1
$\begingroup$

I have a little problem which is in part due to my lack in english skills. I am currently reading a book and I dont understand the following chapter (RW stands for random walk): part1
part2
The problem is i dont understand what the author means with $\lambda \in P(\mathbb{R})$ (the set of all probability distributions). What is a probability distribution? THe wikipedia article is not quite clear. Im not sure if $\lambda$ is a distribution function or a probability measure on R. Now up to this point The F and its n-th fold have been distribution functions. But the proof that a standard model always exists would imply that the F's and the $\lambda$ are probability measures now.

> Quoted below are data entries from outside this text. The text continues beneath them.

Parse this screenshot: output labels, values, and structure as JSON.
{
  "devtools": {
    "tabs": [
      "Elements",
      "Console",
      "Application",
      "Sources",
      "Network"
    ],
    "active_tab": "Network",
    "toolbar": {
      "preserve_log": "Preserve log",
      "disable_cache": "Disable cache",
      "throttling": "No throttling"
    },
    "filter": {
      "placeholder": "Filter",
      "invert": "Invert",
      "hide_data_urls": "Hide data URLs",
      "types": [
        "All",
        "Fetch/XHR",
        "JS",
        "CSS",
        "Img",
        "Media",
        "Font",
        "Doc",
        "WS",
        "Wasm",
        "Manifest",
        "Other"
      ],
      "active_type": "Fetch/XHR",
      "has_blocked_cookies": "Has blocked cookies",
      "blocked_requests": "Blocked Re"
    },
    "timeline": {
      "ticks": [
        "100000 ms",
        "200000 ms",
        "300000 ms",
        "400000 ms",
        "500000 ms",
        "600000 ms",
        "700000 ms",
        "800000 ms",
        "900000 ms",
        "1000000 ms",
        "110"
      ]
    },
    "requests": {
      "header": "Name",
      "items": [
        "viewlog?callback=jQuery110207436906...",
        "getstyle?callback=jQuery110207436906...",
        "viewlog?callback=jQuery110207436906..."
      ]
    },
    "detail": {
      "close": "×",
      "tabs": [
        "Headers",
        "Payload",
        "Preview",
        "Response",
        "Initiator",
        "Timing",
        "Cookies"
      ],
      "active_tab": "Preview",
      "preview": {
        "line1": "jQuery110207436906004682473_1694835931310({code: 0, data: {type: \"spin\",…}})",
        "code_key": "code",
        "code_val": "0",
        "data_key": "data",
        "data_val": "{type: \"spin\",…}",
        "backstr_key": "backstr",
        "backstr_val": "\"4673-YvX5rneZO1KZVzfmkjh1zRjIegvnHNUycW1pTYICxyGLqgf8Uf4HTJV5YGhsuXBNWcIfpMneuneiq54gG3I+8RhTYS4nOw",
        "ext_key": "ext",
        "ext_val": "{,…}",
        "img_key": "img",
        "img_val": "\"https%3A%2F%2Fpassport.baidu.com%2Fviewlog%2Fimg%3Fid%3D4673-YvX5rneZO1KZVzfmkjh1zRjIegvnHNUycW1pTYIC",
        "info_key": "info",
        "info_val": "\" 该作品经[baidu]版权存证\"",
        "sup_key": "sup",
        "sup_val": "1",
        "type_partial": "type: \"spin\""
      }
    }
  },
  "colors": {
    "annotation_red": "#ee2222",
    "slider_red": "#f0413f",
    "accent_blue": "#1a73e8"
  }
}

thanks in advance

$\endgroup$
  • $\begingroup$ Its quite clear that Im having a mathematical problem here. And not even wikipedia gives a clear definition, or rather both possibilities as a definition $\endgroup$ – StefanWK Dec 22 '17 at 12:03
  • $\begingroup$ In your link, both $\lambda$ and $F$ are probability measures. $\endgroup$ – fourierwho Dec 23 '17 at 22:36
-1
$\begingroup$

A probability distribution is a function F(x) defined on the real line with the following properties: $F(x)$ is monotone increasing, $\lim_{x \to -\infty}F(x)=0,\ \lim_{x \to \infty}F(x)=1$.

$\endgroup$
  • $\begingroup$ No. You are confusing the probability distribution (a measure, thus defined on a sigma-algebra) with its CDF (a function defined on the real line). $\endgroup$ – Did Dec 23 '17 at 22:55

Your Answer

By clicking “Post Your Answer”, you agree to our terms of service, privacy policy and cookie policy

Not the answer you're looking for? Browse other questions tagged or ask your own question.